5 minutes of inner critic love

graffiti di Venezia, summer 2017

graffiti di Venezia, summer 2017

Dear readers,

Here’s a little something I did with the middle school students this week. I thought you might like it, too.

You can do this exercise as often as you want to. Also, you can take more time with any step if you would like to, but the idea here is that you don’t need a lot of time to have fun & decrease the self-doubt.

Love,
Rebecca

p.s.If you try this, let me know how it goes! And to read more about my work with the inner critic, go here.

**

5 minute Inner Critic exercise
by Rebecca Kuder, M.F.A.

INTRO: What is the inner critic? (Because people sometimes ask.)

It’s fine—and sometimes helpful—to have the part of yourself who edits, who helps make sure you are safe. But we’re dealing with the part that isn’t helpful: that voice that gets in your way, or makes you feel small, or stuck, or makes you doubt yourself. Sometimes my inner critic tells me I’m not good enough. Or says, “Who do you think you are?”

Exercise:

1. Take a piece of paper. 30 seconds: Imagine the inner critic as a character. It could be a ball of cat hair, a building, a monster, whatever—take 30 seconds to draw a picture of the inner critic. Keep drawing for the entire time.

2. 30 seconds: (As you are able) Stand up, close your eyes, do a power pose—WONDER WOMAN is one option (feet shoulder width apart, hands on hips)

3. 4 minutes: Turn the page over: Write a letter: Dear Inner Critic…and keep writing for 4 minutes. You can say anything! You can use bad words! If you run out of things to say, write the words tick tick tick until you think of something else to say. You never have to show anyone this letter unless you want to. At the end, sign your name.

Year’s Best Weird Fiction times 5

SONY DSC

Year’s Best Weird Fiction series bundle!

Happy New Year! And may 2019 be a weird one (good weird, I mean).

Maybe you haven’t heard that you can buy the entire series—all five volumes of  Year’s Best Weird Fiction from Undertow—together in a tidy bundle, thereby securing hours of weird reading pleasure. Go here for more about this fabulous deal!

(I’m honored to have my stories “Rabbit, Cat, Girl” and “Curb Day” included in volumes 3 and 5, respectively.)

Some recent recommendations

rainbow bookshelf

(Sometimes it’s hard to find a book, though.)

I haven’t made time to post lately, but here’s a short list of books I’ve enjoyed recently.

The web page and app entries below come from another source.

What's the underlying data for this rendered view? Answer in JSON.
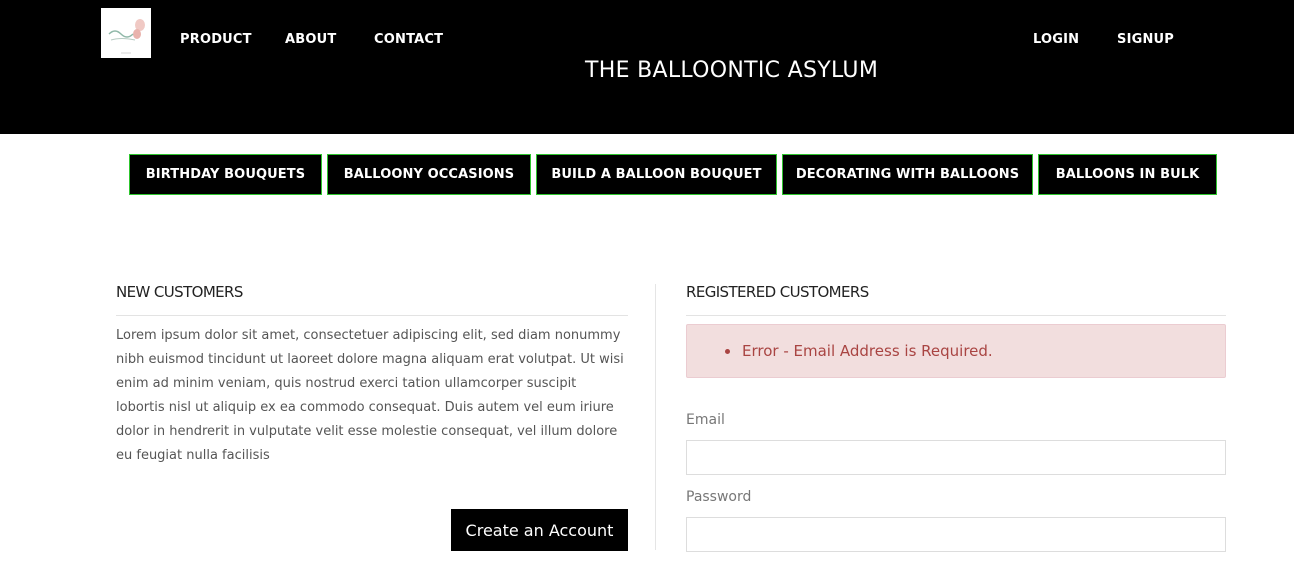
{
  "header": {
    "logo_alt": "logo",
    "nav_left": [
      "PRODUCT",
      "ABOUT",
      "CONTACT"
    ],
    "nav_right": [
      "LOGIN",
      "SIGNUP"
    ],
    "site_title": "THE BALLOONTIC ASYLUM",
    "background_color": "#000000"
  },
  "categories": [
    "BIRTHDAY BOUQUETS",
    "BALLOONY OCCASIONS",
    "BUILD A BALLOON BOUQUET",
    "DECORATING WITH BALLOONS",
    "BALLOONS IN BULK"
  ],
  "new_customers": {
    "heading": "NEW CUSTOMERS",
    "body": "Lorem ipsum dolor sit amet, consectetuer adipiscing elit, sed diam nonummy nibh euismod tincidunt ut laoreet dolore magna aliquam erat volutpat. Ut wisi enim ad minim veniam, quis nostrud exerci tation ullamcorper suscipit lobortis nisl ut aliquip ex ea commodo consequat. Duis autem vel eum iriure dolor in hendrerit in vulputate velit esse molestie consequat, vel illum dolore eu feugiat nulla facilisis",
    "button_label": "Create an Account"
  },
  "registered_customers": {
    "heading": "REGISTERED CUSTOMERS",
    "error": "Error - Email Address is Required.",
    "email_label": "Email",
    "email_value": "",
    "password_label": "Password",
    "password_value": ""
  },
  "colors": {
    "category_border": "#2ec52e",
    "error_bg": "#f2dede",
    "error_text": "#a94442"
  }
}
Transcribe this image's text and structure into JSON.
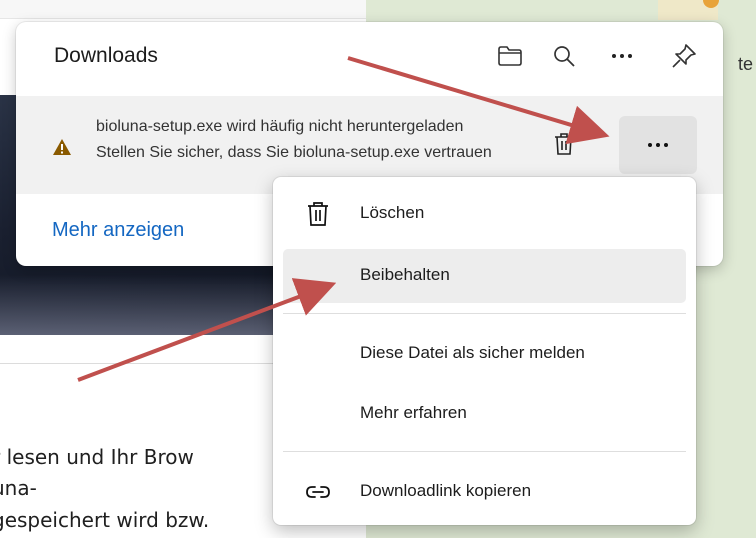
{
  "background": {
    "text_lines": [
      "r lesen und Ihr Brow",
      "una-",
      "gespeichert wird bzw."
    ],
    "right_fragment": "te"
  },
  "downloads": {
    "title": "Downloads",
    "toolbar_icons": [
      "folder-icon",
      "search-icon",
      "more-icon",
      "pin-icon"
    ],
    "item": {
      "line1": "bioluna-setup.exe wird häufig nicht heruntergeladen",
      "line2": "Stellen Sie sicher, dass Sie bioluna-setup.exe vertrauen",
      "status_icon": "warning-icon",
      "status_color": "#8a5a00"
    },
    "show_more": "Mehr anzeigen",
    "link_color": "#1467c2"
  },
  "context_menu": {
    "items": [
      {
        "label": "Löschen",
        "icon": "trash-icon"
      },
      {
        "label": "Beibehalten",
        "icon": ""
      },
      {
        "label": "Diese Datei als sicher melden",
        "icon": ""
      },
      {
        "label": "Mehr erfahren",
        "icon": ""
      },
      {
        "label": "Downloadlink kopieren",
        "icon": "link-icon"
      }
    ],
    "highlighted_item": "Beibehalten"
  },
  "annotation_color": "#c0504d"
}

Enjoy!

Banish Your Inner Critic by Denise Jacobs

Salt by Renee Ashley

Another Phase by Eloise Klein Healy

Bone Black by bell hooks

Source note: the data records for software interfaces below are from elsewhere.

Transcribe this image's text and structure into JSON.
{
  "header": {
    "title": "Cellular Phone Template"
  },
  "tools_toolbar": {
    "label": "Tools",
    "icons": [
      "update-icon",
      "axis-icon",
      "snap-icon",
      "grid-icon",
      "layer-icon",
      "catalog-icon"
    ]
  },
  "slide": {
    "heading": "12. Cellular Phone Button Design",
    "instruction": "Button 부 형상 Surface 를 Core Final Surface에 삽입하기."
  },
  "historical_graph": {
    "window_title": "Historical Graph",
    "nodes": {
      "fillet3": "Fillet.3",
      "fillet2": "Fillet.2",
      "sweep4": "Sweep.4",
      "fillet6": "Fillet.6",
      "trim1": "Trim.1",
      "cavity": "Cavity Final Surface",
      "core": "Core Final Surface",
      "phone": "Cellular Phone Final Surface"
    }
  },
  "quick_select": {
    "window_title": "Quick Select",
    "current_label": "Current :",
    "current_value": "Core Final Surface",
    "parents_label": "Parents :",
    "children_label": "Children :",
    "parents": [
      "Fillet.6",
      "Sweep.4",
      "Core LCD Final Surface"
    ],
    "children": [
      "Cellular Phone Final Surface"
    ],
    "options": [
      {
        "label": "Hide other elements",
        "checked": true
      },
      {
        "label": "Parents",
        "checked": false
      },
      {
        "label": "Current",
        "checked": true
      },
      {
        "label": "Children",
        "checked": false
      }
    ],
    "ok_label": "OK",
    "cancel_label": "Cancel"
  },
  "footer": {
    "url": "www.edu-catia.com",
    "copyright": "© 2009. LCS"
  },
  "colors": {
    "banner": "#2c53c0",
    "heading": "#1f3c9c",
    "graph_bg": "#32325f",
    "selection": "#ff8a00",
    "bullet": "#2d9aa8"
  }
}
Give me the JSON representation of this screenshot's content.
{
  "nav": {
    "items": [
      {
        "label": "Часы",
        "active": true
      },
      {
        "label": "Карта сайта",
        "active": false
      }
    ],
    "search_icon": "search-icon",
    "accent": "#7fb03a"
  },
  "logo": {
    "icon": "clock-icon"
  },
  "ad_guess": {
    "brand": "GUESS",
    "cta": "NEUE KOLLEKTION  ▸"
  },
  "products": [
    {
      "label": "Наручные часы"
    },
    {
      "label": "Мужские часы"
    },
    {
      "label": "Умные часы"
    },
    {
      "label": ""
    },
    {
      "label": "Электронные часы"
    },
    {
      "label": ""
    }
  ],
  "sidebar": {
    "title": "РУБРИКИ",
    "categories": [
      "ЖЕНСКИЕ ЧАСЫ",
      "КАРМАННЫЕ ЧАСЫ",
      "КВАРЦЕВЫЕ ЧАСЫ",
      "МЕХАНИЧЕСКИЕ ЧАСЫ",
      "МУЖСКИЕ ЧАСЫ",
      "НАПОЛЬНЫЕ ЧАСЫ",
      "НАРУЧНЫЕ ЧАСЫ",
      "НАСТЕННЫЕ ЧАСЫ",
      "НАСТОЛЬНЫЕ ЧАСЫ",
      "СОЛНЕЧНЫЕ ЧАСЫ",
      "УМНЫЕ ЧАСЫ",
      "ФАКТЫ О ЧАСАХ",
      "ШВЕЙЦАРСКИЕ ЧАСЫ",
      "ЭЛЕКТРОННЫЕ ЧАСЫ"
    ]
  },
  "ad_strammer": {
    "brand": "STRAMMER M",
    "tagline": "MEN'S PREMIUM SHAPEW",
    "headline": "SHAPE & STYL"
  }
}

Number the Stars by Lois Lowry

Freshwater by Akwaeke Emezi

Family Trouble edited by Joy Castro

We Were Witches by Ariel Gore

Don’t Let’s Go To The Dogs Tonight by Alexandra Fuller

Drum Roll, Please by Lisa Jenn Bigelow